“Now, I’m not a judge, but I know what I found is the appearance of a serious breach of fiduciary responsibility and possibly a criminal act,” Loftis said.
Williams did not vote on the investment deal last year, citing a conflict of interest. Williams disclosed his relationship to the deal to the commission and its staff six months before the commission voted on the investment. Williams added he did not make money on the deal because his law firm has a series of internal financial firewalls that prevent conflicts of interests.
“Neither I nor anybody with whom I am associated has any ownership interest in that (timber) company,” Williams told The State in a written statement. “I fully disclosed all attorney-client relationships to the commission early in the due-diligence process; I never asked a single commissioner to support the investment; I never suggested that any staff member make any particular decision; I abstained from acting or voting when Mr. Loftis proposed the investment.”
A spokesman said the attorney general’s office is "forwarding the material we have on file to both SLED and the State Ethics Commission. (The Treasurer's letter alleges activity that would fall under each authority, criminal and ethical.) When both entities have completed their reviews, we will then determine what, if any, prosecutorial action is warranted."
Loftis and Williams have a history of friction.
In January, when Loftis was the subject of a SLED investigation regarding “a possible pay-to-play scheme,” Williams publicly called for lawmakers to remove Loftis from the commission. Lawmakers declined to remove Loftis, and the state attorney general’s office cleared Loftis of any wrongdoing.
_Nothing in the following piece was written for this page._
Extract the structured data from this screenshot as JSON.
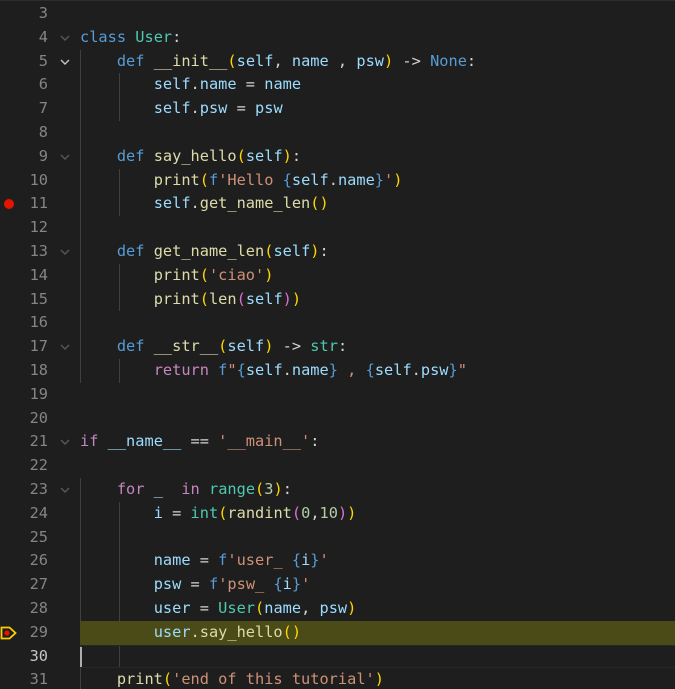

Williams said Loftis is coming after him as payback, calling Loftis’ letter to the attorney general’s office “political posturing.”
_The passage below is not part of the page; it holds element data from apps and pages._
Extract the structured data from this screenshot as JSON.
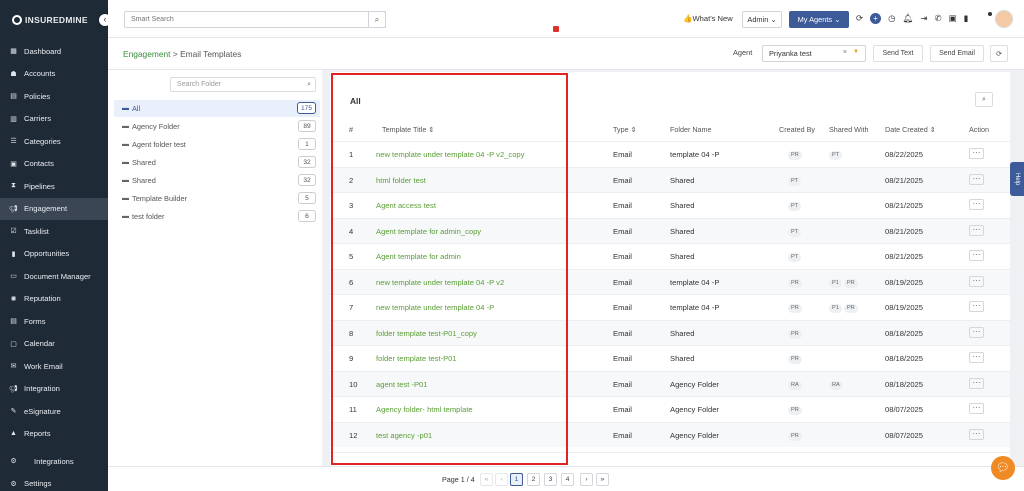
{
  "brand": {
    "logo_text": "INSUREDMINE"
  },
  "sidebar": {
    "collapse_icon": "chevron-left-icon",
    "items": [
      {
        "label": "Dashboard",
        "icon": "dashboard-icon"
      },
      {
        "label": "Accounts",
        "icon": "accounts-icon"
      },
      {
        "label": "Policies",
        "icon": "policies-icon"
      },
      {
        "label": "Carriers",
        "icon": "carriers-icon"
      },
      {
        "label": "Categories",
        "icon": "categories-icon"
      },
      {
        "label": "Contacts",
        "icon": "contacts-icon"
      },
      {
        "label": "Pipelines",
        "icon": "pipelines-icon"
      },
      {
        "label": "Engagement",
        "icon": "megaphone-icon",
        "active": true
      },
      {
        "label": "Tasklist",
        "icon": "tasklist-icon"
      },
      {
        "label": "Opportunities",
        "icon": "bar-chart-icon"
      },
      {
        "label": "Document Manager",
        "icon": "folder-icon"
      },
      {
        "label": "Reputation",
        "icon": "reputation-icon"
      },
      {
        "label": "Forms",
        "icon": "forms-icon"
      },
      {
        "label": "Calendar",
        "icon": "calendar-icon"
      },
      {
        "label": "Work Email",
        "icon": "email-icon"
      },
      {
        "label": "Integration",
        "icon": "megaphone-icon"
      },
      {
        "label": "eSignature",
        "icon": "signature-icon"
      },
      {
        "label": "Reports",
        "icon": "reports-icon"
      },
      {
        "label": "Integrations",
        "icon": "gears-icon"
      },
      {
        "label": "Settings",
        "icon": "gear-icon"
      }
    ]
  },
  "topbar": {
    "search_placeholder": "Smart Search",
    "whats_new": "What's New",
    "admin_label": "Admin",
    "my_agents_label": "My Agents"
  },
  "breadcrumb": {
    "parent": "Engagement",
    "separator": ">",
    "current": "Email Templates"
  },
  "agent": {
    "label": "Agent",
    "selected": "Priyanka test",
    "send_text_label": "Send Text",
    "send_email_label": "Send Email"
  },
  "folders": {
    "search_placeholder": "Search Folder",
    "items": [
      {
        "name": "All",
        "count": "175",
        "selected": true
      },
      {
        "name": "Agency Folder",
        "count": "89"
      },
      {
        "name": "Agent folder test",
        "count": "1"
      },
      {
        "name": "Shared",
        "count": "32"
      },
      {
        "name": "Shared",
        "count": "32"
      },
      {
        "name": "Template Builder",
        "count": "5"
      },
      {
        "name": "test folder",
        "count": "6"
      }
    ]
  },
  "table": {
    "title": "All",
    "columns": {
      "num": "#",
      "title": "Template Title",
      "type": "Type",
      "folder": "Folder Name",
      "created_by": "Created By",
      "shared_with": "Shared With",
      "date": "Date Created",
      "action": "Action"
    },
    "rows": [
      {
        "num": "1",
        "title": "new template under template 04 -P v2_copy",
        "type": "Email",
        "folder": "template 04 -P",
        "created_by": "PR",
        "shared_with": "PT",
        "date": "08/22/2025"
      },
      {
        "num": "2",
        "title": "html folder test",
        "type": "Email",
        "folder": "Shared",
        "created_by": "PT",
        "shared_with": "",
        "date": "08/21/2025"
      },
      {
        "num": "3",
        "title": "Agent access test",
        "type": "Email",
        "folder": "Shared",
        "created_by": "PT",
        "shared_with": "",
        "date": "08/21/2025"
      },
      {
        "num": "4",
        "title": "Agent template for admin_copy",
        "type": "Email",
        "folder": "Shared",
        "created_by": "PT",
        "shared_with": "",
        "date": "08/21/2025"
      },
      {
        "num": "5",
        "title": "Agent template for admin",
        "type": "Email",
        "folder": "Shared",
        "created_by": "PT",
        "shared_with": "",
        "date": "08/21/2025"
      },
      {
        "num": "6",
        "title": "new template under template 04 -P v2",
        "type": "Email",
        "folder": "template 04 -P",
        "created_by": "PR",
        "shared_with": "P1 PR",
        "date": "08/19/2025"
      },
      {
        "num": "7",
        "title": "new template under template 04 -P",
        "type": "Email",
        "folder": "template 04 -P",
        "created_by": "PR",
        "shared_with": "P1 PR",
        "date": "08/19/2025"
      },
      {
        "num": "8",
        "title": "folder template test-P01_copy",
        "type": "Email",
        "folder": "Shared",
        "created_by": "PR",
        "shared_with": "",
        "date": "08/18/2025"
      },
      {
        "num": "9",
        "title": "folder template test-P01",
        "type": "Email",
        "folder": "Shared",
        "created_by": "PR",
        "shared_with": "",
        "date": "08/18/2025"
      },
      {
        "num": "10",
        "title": "agent test -P01",
        "type": "Email",
        "folder": "Agency Folder",
        "created_by": "RA",
        "shared_with": "RA",
        "date": "08/18/2025"
      },
      {
        "num": "11",
        "title": "Agency folder- html template",
        "type": "Email",
        "folder": "Agency Folder",
        "created_by": "PR",
        "shared_with": "",
        "date": "08/07/2025"
      },
      {
        "num": "12",
        "title": "test agency -p01",
        "type": "Email",
        "folder": "Agency Folder",
        "created_by": "PR",
        "shared_with": "",
        "date": "08/07/2025"
      }
    ],
    "row_action_label": "···"
  },
  "pagination": {
    "page_text": "Page 1 / 4",
    "first": "«",
    "prev": "‹",
    "pages": [
      "1",
      "2",
      "3",
      "4"
    ],
    "current": "1",
    "next": "›",
    "last": "»"
  },
  "help_tab": "Help",
  "colors": {
    "sidebar_bg": "#1f2a37",
    "accent": "#3d5a99",
    "link_green": "#5a9e35",
    "highlight_red": "#e02323",
    "chat_orange": "#f08a24"
  }
}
“There are 520,000 people (in the state retirement system) affected by this. ... I swore that I would protect their money,” Loftis responded. “His comments are juvenile.”
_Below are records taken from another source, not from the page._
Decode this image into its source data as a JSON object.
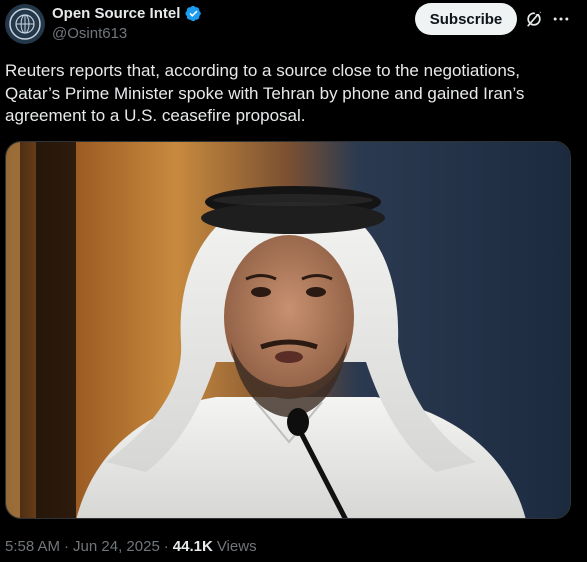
{
  "author": {
    "name": "Open Source Intel",
    "handle": "@Osint613",
    "verified": true,
    "avatar_icon": "globe-seal-icon"
  },
  "actions": {
    "subscribe_label": "Subscribe",
    "grok_icon": "grok-icon",
    "more_icon": "more-icon"
  },
  "tweet": {
    "text": "Reuters reports that, according to a source close to the negotiations,\nQatar’s Prime Minister spoke with Tehran by phone and gained Iran’s\nagreement to a U.S. ceasefire proposal."
  },
  "media": {
    "kind": "photo"
  },
  "meta": {
    "time": "5:58 AM",
    "separator1": "·",
    "date": "Jun 24, 2025",
    "separator2": "·",
    "views_count": "44.1K",
    "views_label": "Views"
  },
  "colors": {
    "background": "#000000",
    "text": "#e7e9ea",
    "secondary": "#71767b",
    "verified": "#1d9bf0",
    "subscribe_bg": "#eff3f4"
  }
}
Williams was appointed to the Investment Commission by state Sen. Hugh Leatherman, R-Florence, chairman of the Senate Finance Committee. Leatherman said Monday he did not know of Loftis’ allegations.
“As far as I know, Mr. Williams is an outstanding person,” he said. “He certainly has the respect of the people in the Florence area.”
Loftis said he voted for the investment deal because, at the time, he did not know the extent of Williams’ involvement. He said he discovered more about Williams’ involvement while perusing the contracts of the state’s pension investments — contracts that, because of confidentiality agreements, are only available to him, commission members, commission staff and the five-member Budget and Control Board. Loftis says that confidentiality prevents him from consulting with his staff and other outside attorneys when reviewing investment decisions — and that, he says, could lead to trouble.
“It’s a simple mathematical equation: A fetish for secrecy plus $25 billion equals trouble,” Loftis said. “That’s what we’ve got.”
The Budget and Control Board, the trustees for the retirement fund, will meet Thursday to discuss allowing some outside attorneys to review the investment commission’s documents.
Commission member and former chairman Allen Gillespie has said each investment contract contains a confidentiality agreement that would have to be renegotiated.